The Charity Commission has criticised a charity that transferred the ownership of a school it ran to one of its trustees.
The regulator today published its report about its inquiry into Avicenna Global, which was registered as a charity in 2013 with objects of the advancement of education with a focus on the works of the herbalist, scholar and philosopher Avicenna and ran a school in Sheffield for primary and secondary-age children.
The regulator opened a compliance case into the charity in September 2017 after concerns were raised and escalated it to a statutory inquiry in June 2019.
The inquiry into the now-defunct charity found it owned the school when it was opened in 2013, but it was transferred from the charity to a private partnership set up by two of the trustees in November 2015.
The report says that in September 2017 the ownership of the school was then transferred from the private partnership to a trustee, who is identified only as Trustee A.
The inquiry found that the charity’s bank accounts continued to be used in the operation of the school after the transfer, although this had stopped because the charity ceased operating in 2019.
The commission said it met trustees and former trustees who had been in office at the time of the transfer of the school to the private partnership.
The regulator said the individuals were not able to provide documents to show the transfer had been made lawfully or in the best interests of the charity.
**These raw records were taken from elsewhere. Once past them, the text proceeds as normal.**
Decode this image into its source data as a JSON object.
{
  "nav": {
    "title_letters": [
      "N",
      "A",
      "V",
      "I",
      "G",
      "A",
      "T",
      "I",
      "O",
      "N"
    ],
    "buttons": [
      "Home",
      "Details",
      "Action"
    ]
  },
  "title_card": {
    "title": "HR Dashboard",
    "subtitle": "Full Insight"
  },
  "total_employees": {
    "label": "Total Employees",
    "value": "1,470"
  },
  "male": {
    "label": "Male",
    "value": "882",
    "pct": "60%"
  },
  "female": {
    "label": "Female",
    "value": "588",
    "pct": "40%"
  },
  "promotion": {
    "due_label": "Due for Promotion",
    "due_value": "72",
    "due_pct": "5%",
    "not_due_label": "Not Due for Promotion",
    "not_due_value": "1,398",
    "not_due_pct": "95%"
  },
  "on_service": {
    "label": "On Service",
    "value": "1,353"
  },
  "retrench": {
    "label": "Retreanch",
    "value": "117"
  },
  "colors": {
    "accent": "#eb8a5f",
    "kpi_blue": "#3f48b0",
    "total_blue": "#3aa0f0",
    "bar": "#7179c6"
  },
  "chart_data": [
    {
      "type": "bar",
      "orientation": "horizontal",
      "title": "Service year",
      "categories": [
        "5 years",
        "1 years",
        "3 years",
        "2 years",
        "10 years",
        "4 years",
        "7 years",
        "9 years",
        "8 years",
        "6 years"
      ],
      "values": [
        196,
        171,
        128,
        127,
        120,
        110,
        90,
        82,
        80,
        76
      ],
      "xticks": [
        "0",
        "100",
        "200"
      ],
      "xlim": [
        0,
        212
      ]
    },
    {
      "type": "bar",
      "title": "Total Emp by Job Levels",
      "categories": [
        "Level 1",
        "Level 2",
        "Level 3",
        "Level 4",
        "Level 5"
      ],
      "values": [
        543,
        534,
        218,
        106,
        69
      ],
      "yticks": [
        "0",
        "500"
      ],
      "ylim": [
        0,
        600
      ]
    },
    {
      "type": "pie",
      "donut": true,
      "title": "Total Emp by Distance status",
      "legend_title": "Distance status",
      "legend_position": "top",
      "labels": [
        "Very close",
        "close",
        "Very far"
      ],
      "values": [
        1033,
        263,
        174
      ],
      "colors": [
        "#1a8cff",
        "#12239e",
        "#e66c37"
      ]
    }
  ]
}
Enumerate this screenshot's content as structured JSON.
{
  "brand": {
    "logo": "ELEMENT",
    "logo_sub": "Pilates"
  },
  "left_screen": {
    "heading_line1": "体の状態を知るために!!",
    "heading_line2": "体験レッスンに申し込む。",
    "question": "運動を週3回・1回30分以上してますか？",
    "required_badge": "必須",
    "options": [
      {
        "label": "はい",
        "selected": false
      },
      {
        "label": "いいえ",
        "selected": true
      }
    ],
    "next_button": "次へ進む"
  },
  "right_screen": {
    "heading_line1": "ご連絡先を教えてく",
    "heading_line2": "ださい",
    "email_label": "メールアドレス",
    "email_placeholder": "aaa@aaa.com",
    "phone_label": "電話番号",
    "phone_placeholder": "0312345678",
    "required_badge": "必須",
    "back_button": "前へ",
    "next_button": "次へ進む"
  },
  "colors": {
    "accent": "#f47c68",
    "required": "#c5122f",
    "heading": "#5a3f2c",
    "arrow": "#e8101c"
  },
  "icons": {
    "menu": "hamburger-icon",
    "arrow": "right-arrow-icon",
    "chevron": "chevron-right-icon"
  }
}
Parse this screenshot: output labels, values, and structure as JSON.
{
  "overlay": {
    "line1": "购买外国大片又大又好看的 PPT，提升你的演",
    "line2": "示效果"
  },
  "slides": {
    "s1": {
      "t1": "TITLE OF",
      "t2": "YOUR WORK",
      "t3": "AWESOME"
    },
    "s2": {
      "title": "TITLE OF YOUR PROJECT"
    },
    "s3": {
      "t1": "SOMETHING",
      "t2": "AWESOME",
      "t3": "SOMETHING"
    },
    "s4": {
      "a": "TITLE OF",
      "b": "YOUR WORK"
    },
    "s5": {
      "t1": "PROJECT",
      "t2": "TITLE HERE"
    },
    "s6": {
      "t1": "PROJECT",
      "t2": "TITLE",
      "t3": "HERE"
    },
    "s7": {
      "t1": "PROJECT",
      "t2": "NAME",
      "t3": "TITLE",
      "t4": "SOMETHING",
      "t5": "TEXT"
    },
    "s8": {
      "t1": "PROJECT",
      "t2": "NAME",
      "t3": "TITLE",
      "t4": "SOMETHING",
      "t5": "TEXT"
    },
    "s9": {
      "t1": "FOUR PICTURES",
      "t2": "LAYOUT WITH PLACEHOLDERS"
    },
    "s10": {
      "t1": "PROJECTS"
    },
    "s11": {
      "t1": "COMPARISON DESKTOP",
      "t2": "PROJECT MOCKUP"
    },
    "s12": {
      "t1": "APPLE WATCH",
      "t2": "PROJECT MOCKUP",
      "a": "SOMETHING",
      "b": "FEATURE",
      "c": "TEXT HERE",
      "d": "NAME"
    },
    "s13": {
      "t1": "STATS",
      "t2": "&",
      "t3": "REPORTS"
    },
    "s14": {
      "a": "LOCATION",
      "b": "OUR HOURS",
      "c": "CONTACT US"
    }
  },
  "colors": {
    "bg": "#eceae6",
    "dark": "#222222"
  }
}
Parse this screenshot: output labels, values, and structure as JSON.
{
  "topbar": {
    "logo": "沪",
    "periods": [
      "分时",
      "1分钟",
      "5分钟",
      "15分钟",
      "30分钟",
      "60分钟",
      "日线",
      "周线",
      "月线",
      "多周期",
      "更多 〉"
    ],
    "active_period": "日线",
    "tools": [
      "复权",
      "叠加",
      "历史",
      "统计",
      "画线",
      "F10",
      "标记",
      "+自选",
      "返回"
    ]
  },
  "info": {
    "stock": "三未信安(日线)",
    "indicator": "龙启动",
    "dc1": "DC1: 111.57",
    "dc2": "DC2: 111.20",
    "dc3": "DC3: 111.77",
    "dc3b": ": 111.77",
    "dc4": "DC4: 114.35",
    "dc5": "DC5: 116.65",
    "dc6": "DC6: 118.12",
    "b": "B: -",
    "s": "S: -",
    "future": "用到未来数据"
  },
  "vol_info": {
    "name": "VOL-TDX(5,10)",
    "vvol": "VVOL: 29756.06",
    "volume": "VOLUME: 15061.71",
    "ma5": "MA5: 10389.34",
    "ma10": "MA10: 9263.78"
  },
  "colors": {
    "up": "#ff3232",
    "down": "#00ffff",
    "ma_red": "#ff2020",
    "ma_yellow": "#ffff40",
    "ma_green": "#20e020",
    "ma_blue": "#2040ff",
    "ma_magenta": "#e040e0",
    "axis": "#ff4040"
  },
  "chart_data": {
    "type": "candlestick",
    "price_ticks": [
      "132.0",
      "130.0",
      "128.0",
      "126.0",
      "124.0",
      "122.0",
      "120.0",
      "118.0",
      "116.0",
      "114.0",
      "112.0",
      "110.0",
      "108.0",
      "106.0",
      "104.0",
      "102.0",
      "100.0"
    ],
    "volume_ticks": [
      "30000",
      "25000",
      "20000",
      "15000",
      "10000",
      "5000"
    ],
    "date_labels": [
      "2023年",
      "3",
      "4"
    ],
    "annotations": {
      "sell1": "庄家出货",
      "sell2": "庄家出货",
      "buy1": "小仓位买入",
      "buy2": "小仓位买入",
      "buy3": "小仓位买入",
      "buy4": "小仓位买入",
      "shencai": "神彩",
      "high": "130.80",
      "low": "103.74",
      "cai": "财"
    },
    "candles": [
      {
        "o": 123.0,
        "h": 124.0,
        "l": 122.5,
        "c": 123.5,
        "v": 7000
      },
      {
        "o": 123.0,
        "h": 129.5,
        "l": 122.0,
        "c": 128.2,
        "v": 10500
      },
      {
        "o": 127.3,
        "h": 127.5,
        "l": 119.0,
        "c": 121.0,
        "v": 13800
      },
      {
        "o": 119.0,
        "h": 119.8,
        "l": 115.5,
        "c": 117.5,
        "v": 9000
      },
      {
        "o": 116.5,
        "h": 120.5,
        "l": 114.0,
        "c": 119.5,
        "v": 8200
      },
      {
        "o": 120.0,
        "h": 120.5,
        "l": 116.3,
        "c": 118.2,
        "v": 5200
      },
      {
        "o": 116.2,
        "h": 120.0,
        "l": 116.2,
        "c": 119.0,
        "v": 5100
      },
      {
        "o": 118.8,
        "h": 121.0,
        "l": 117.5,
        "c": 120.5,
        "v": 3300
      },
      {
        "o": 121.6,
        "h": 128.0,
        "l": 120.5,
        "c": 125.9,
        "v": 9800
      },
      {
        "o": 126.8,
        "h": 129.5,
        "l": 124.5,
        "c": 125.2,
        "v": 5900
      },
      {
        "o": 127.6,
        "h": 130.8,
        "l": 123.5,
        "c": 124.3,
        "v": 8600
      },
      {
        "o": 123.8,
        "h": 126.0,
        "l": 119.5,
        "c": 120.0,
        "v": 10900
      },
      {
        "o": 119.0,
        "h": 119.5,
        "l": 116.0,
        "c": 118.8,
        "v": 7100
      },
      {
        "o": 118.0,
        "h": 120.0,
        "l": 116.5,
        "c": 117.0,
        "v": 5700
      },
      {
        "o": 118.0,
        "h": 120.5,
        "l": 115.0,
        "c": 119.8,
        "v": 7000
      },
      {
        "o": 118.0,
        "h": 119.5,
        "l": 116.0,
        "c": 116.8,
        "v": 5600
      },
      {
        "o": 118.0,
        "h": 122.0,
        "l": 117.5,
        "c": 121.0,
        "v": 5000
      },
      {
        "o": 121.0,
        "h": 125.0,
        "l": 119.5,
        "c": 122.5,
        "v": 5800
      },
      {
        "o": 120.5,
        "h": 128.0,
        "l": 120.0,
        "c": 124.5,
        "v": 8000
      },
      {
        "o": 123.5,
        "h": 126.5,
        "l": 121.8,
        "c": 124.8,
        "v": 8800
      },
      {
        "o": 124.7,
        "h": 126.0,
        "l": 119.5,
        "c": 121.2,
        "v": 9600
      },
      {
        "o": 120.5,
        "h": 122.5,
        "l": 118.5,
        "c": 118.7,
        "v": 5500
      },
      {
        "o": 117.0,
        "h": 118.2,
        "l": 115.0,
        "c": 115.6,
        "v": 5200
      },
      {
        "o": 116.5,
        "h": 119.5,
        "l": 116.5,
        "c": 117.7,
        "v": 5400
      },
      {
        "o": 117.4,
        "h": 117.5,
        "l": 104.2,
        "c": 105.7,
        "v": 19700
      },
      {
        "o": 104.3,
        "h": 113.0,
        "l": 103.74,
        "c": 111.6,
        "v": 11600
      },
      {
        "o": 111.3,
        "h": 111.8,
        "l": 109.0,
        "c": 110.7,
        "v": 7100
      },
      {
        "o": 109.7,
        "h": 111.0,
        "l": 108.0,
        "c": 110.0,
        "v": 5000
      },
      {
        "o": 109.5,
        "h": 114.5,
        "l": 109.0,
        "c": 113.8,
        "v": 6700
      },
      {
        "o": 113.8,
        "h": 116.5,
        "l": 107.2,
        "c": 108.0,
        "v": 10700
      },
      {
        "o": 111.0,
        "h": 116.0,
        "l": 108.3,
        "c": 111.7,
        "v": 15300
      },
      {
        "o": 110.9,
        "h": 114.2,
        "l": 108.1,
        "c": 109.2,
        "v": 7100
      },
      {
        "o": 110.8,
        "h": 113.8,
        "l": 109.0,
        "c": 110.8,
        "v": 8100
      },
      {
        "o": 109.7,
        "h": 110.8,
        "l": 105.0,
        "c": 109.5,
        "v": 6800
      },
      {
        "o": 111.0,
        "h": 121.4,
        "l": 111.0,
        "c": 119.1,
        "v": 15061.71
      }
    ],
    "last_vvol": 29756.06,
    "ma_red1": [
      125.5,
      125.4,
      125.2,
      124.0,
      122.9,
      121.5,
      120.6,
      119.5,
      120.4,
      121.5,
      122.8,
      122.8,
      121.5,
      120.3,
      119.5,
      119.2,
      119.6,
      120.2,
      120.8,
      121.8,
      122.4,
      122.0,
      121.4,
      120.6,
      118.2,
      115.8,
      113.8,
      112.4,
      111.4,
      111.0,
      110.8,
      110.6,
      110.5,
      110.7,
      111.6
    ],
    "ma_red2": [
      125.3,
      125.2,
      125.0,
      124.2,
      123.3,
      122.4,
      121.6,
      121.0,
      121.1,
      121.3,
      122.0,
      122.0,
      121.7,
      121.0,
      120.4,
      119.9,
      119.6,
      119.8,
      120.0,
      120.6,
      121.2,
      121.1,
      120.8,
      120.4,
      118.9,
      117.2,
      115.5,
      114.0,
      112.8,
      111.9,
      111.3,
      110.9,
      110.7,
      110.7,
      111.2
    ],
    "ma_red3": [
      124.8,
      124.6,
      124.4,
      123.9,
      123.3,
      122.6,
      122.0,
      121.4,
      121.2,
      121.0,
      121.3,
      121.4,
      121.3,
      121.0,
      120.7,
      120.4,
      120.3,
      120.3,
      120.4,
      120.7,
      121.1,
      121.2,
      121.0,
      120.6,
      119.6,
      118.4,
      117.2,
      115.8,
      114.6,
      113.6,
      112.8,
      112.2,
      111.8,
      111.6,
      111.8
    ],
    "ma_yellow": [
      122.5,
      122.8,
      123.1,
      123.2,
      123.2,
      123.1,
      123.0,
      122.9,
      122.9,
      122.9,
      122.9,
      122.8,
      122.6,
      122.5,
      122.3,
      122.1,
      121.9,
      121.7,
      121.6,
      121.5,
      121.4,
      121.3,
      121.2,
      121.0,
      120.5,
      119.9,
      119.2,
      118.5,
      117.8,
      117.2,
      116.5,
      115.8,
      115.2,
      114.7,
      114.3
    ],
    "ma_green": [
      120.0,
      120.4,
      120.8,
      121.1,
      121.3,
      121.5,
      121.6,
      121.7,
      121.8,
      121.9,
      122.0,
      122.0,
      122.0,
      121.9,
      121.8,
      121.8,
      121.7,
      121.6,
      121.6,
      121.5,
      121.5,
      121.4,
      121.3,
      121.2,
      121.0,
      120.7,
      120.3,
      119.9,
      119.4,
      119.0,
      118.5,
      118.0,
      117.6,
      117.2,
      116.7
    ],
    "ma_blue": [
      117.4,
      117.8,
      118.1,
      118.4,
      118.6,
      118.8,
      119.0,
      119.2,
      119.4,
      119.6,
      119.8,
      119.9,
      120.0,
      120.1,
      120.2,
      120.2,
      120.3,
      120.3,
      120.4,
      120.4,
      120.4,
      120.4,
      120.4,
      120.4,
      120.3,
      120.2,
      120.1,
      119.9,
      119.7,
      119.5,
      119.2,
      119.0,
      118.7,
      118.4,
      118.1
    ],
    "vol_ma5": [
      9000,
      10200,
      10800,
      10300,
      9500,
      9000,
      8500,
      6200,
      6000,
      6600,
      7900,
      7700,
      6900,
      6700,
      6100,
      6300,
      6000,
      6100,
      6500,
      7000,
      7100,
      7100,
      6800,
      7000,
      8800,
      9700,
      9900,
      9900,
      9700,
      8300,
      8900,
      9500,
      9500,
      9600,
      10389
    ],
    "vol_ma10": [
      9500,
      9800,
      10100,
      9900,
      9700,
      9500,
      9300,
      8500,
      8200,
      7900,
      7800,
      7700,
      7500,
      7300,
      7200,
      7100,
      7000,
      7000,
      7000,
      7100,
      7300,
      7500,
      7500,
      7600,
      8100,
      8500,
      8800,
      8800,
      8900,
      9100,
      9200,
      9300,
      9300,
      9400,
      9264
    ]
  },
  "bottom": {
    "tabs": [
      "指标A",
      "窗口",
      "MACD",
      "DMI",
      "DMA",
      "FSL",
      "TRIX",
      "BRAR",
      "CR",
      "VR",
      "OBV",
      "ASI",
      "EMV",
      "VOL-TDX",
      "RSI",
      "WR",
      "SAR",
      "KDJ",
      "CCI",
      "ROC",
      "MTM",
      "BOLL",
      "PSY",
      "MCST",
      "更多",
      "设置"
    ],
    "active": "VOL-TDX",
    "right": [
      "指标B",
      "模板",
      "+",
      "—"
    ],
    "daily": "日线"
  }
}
The commission found that the charity had not suffered a financial loss from the transfer of the school because it was not operating at a profit at the time of the transfer.
But the regulator concluded that the transfer of the school was not made in accordance with the charity’s governing document, which did not allow for the transfer of income or property of the charity to any of its members by way of profit.
The commission also found that two unnamed trustees had employed family members to work in the school, which it said was in breach of the charity’s governing document and constituted unauthorised trustee benefit.
The inquiry concluded that the trustees had not fully understood the charity’s governing document or their responsibilities in meeting their obligations.
The trustees also failed to show how they were making decisions in the best interests of the charity, it found.
In December 2020, the regulator ordered the trustees to wind up the charity and it was removed from the register of charities on 3 September.